There is still time for Attorney General Holder to refer to the case to a special counsel, to overturn the decision of his deputy, or to refer the matter back to the OPR. If he does not choose any of these options, a later Attorney General could still task a U.S. Attorney to summon a grand jury to indict the attorneys.
If, someday, an indictment were to issue, and the cases were to go to trial, the opening argument is ready. Indeed, it was drafted sixty-odd years ago by a U.S. prosecutor, Brigadier General Telford Taylor, who charged German government lawyers with crimes for wrongly opining that illegal acts could be done:
"This case is unusual in that the defendants are charged with crimes committed in the name of the law. These men, together with their deceased or fugitive colleagues, were the embodiment of what passed for justice in the Third Reich.
Most of the defendants have served, at various times, as judges, as state prosecutors, and as officials of the Reich Ministry of Justice. All but one are professional jurists; they are well accustomed to courts and courtrooms, though their present role may be new to them.
But a court is far more than a courtroom; it is a process and a spirit. It is a house of law. This the defendants know, or must have known in times past. I doubt that they ever forgot it. Indeed, the root of the accusation here is that those men, leaders of the German judicial system, consciously and deliberately suppressed the law, engaged in an unholy masquerade of brutish tyranny disguised as justice, and converted the German judicial system to an engine of despotism, conquest, pillage, and slaughter."
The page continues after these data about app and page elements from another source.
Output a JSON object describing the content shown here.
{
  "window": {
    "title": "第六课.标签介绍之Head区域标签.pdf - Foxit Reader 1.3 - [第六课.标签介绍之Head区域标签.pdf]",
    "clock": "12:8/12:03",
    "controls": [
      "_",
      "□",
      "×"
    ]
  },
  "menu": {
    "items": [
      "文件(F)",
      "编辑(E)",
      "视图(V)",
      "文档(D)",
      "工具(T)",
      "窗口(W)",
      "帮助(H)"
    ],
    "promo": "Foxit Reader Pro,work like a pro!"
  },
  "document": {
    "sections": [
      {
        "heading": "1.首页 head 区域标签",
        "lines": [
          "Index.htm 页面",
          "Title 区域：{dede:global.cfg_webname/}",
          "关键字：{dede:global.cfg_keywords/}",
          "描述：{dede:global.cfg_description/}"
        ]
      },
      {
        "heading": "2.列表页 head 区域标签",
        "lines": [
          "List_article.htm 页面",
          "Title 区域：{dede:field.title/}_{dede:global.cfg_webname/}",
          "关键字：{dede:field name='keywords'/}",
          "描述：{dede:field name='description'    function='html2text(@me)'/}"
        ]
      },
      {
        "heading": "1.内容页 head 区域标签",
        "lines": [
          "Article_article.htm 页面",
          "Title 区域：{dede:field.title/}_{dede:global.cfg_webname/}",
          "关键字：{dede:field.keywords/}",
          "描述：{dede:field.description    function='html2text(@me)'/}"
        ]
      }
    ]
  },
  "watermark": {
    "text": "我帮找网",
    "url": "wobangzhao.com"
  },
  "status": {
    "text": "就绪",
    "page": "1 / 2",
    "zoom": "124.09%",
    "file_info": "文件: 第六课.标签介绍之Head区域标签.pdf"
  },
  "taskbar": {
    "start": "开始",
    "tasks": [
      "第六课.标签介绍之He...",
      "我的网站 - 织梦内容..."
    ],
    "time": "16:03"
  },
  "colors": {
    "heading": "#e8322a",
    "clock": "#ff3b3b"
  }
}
The torture lawyers put us on a similar road to ruin. It is up to the United States Attorney General to build new roadblocks to replace those that they attempted to destroy. Let us hope he does so.
Steve Sheppard is the Judge Enfield Professor of Law at the University of Arkansas School of Law and author, among other works, of I Do Solemnly Swear: The Moral Obligations of Legal Officials, now out by Cambridge University Press, and editor of the new, fourth edition of Farnsworth's Introduction to the Legal System of the United States, out this summer from Oxford University Press.